Staadecker’s platform is focused on helping business to create jobs, from creating a city tourism office to eliminating parking fees after 6 p.m. to conducting exit interviews with departing companies.
More broadly, he says his experience of recruiting firms to the region will make him an effective advocate for the city.
He wants to hire more police officers and put them on the street, assigning some to go door to door, introducing themselves.
He is pushing a “back to the basics” approach to infrastructure. He says Seattle’s sidewalks make it appear “third-world,” and he wants to fix them before investing in new projects.
He thinks drastic change is needed in Seattle’s education system, an issue he cited to explain why he moved to Vashon for 12 years.
“We wanted our kids to have a public education that was consistent,” he said.
As mayor, Staadecker says he would refocus the city’s Families and Education Levy on early-education programs and tie it to specific results, including third-grade reading and fourth-grade math test scores.
Staadecker’s supporters said they are disappointed he has not gotten more attention.
Jerry Anches, a friend and owner of the downtown Sheraton Hotel, blamed the media.
But others said Staadecker’s problem is that the leading contenders have experience in either the City Council or Legislature.
Scott Forbes, the chairman of the 43rd District Democrats, which endorsed state Sen. Ed Murray, said Staadecker has not proved himself.

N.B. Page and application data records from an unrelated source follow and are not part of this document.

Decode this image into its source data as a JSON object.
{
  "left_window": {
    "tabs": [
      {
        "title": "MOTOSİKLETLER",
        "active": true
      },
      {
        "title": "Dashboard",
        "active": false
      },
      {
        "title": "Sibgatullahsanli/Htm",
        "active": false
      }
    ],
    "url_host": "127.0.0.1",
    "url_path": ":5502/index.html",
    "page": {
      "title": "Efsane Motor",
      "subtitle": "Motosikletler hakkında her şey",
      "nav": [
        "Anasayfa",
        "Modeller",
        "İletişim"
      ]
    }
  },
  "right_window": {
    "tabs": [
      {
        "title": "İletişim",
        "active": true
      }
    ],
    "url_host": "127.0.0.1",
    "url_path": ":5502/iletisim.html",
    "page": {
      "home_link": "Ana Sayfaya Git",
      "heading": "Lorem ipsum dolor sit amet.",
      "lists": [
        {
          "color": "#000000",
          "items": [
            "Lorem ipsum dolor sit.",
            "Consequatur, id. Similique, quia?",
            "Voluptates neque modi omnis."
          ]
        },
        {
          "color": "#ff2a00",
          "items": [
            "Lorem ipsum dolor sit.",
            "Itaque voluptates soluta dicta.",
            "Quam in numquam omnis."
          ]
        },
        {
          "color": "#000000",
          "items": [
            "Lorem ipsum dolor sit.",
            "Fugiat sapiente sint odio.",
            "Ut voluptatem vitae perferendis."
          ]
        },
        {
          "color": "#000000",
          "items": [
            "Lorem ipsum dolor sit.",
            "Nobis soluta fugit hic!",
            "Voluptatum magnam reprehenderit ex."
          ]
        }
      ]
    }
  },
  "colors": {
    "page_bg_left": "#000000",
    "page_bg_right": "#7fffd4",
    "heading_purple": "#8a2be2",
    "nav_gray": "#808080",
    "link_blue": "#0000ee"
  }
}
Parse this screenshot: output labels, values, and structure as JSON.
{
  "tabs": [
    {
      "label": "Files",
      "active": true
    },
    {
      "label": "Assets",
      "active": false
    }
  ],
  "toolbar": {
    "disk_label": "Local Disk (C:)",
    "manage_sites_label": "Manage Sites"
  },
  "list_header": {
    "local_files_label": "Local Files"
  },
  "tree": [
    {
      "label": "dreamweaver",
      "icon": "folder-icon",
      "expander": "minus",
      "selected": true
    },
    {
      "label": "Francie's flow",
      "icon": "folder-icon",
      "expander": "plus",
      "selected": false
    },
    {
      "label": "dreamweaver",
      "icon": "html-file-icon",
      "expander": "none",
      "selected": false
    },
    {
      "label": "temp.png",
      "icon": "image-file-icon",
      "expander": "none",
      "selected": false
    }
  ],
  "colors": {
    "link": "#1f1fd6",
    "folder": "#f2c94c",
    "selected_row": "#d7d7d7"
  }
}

Plus, local political consultants note, the race already has a prominent candidate who is not a “career politician” — McGinn himself, who often notes that mayor is his first elected office.

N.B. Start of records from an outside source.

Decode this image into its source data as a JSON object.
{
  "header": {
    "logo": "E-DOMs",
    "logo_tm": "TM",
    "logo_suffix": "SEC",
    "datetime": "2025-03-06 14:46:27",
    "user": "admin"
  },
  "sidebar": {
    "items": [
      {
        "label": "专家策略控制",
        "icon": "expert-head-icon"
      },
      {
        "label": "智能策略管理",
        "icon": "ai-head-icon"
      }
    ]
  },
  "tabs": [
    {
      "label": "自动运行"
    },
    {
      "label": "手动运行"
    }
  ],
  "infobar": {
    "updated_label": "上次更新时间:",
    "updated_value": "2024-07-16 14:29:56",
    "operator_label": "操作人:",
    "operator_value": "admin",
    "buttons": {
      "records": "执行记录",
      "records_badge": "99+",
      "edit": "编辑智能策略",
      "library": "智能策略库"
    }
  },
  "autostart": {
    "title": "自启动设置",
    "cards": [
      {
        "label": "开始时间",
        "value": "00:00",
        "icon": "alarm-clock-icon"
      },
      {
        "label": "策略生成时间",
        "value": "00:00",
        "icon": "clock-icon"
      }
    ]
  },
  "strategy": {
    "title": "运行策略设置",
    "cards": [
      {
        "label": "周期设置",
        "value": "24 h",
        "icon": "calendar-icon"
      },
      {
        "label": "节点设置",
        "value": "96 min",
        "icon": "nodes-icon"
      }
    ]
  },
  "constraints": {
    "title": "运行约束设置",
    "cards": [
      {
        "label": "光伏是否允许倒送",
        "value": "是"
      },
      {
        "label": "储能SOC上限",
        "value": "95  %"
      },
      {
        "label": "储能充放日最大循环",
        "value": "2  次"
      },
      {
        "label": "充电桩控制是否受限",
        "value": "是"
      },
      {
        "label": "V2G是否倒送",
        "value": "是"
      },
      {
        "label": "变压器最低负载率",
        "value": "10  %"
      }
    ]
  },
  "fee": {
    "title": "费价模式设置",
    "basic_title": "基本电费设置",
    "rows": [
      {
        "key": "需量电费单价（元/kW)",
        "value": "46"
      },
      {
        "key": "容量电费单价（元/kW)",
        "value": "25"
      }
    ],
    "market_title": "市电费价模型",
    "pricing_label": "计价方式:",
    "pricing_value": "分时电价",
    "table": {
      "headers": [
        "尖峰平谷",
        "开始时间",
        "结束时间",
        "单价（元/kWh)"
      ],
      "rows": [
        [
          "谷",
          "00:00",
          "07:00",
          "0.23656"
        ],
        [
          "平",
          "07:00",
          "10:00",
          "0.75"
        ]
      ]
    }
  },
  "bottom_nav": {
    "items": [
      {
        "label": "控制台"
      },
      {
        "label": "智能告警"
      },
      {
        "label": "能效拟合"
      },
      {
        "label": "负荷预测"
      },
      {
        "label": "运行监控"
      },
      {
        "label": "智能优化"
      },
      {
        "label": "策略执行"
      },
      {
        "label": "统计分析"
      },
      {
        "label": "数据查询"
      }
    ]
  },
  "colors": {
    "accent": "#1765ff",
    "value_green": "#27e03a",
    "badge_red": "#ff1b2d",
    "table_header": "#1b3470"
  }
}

“Normally, in a race with this many entrants with political experience, you could run as the quintessential outsider and become the alternative,” said consultant Michael Grossman. “But how do you run as an outsider against a guy who branded himself as the ultimate outsider?”
Another hurdle is that Staadecker has not gotten the backing of the business community.

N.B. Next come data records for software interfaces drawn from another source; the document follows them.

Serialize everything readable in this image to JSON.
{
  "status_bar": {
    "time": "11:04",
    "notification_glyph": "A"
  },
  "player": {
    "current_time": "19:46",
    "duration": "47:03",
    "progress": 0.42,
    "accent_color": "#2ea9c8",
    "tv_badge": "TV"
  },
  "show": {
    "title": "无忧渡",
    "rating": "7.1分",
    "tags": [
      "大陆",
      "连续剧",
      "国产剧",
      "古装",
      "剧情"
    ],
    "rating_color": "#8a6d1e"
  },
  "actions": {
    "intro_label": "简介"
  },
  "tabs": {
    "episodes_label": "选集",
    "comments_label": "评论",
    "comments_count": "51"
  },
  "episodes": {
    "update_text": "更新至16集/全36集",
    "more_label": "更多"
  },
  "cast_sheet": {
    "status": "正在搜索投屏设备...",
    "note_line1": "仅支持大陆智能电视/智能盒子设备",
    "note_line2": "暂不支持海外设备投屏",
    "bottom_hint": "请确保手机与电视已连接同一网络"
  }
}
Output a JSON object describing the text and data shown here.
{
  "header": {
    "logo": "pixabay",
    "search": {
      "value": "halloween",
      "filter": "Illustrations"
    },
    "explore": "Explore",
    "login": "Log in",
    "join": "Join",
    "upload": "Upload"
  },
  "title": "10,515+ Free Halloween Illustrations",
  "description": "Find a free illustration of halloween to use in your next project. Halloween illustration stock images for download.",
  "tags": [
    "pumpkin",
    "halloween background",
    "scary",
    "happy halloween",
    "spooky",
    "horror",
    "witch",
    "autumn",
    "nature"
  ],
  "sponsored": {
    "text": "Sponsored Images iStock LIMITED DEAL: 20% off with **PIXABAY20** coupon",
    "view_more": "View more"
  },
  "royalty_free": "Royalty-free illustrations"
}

The political arm of the Seattle Metropolitan Chamber of Commerce also endorsed Murray because, as spokesman George Allen said, he “has shown in Olympia that he has the ability to bring people together.”
Those who believe in Staadecker’s chances point to his fundraising. He has raised some $195,000.
But Staadecker has directed 70 percent of his campaign spending toward consulting fees and fundraising efforts, far higher than the other candidates. His top consultant, who is responsible for that fundraising, has pocketed $66,000 for his own firm so far.
The money spent on actual campaigning has gone toward producing a campaign newsletter, hiring dozens of paid doorbellers and making a series of Web videos parodying the Dos Equis’ “most interesting man in the world” commercials.
The consultant, Colby Underwood, said those moves may translate into surprising support at the polls.
Underwood added that Staadecker may benefit from a primary electorate that’s expected to be older.
“There’s a chance he can make it through,” Underwood said. “We’re crossing our fingers.”
Brian M. Rosenthal: 206-464-3195 or firstname.lastname@example.org. On Twitter @brianmrosenthal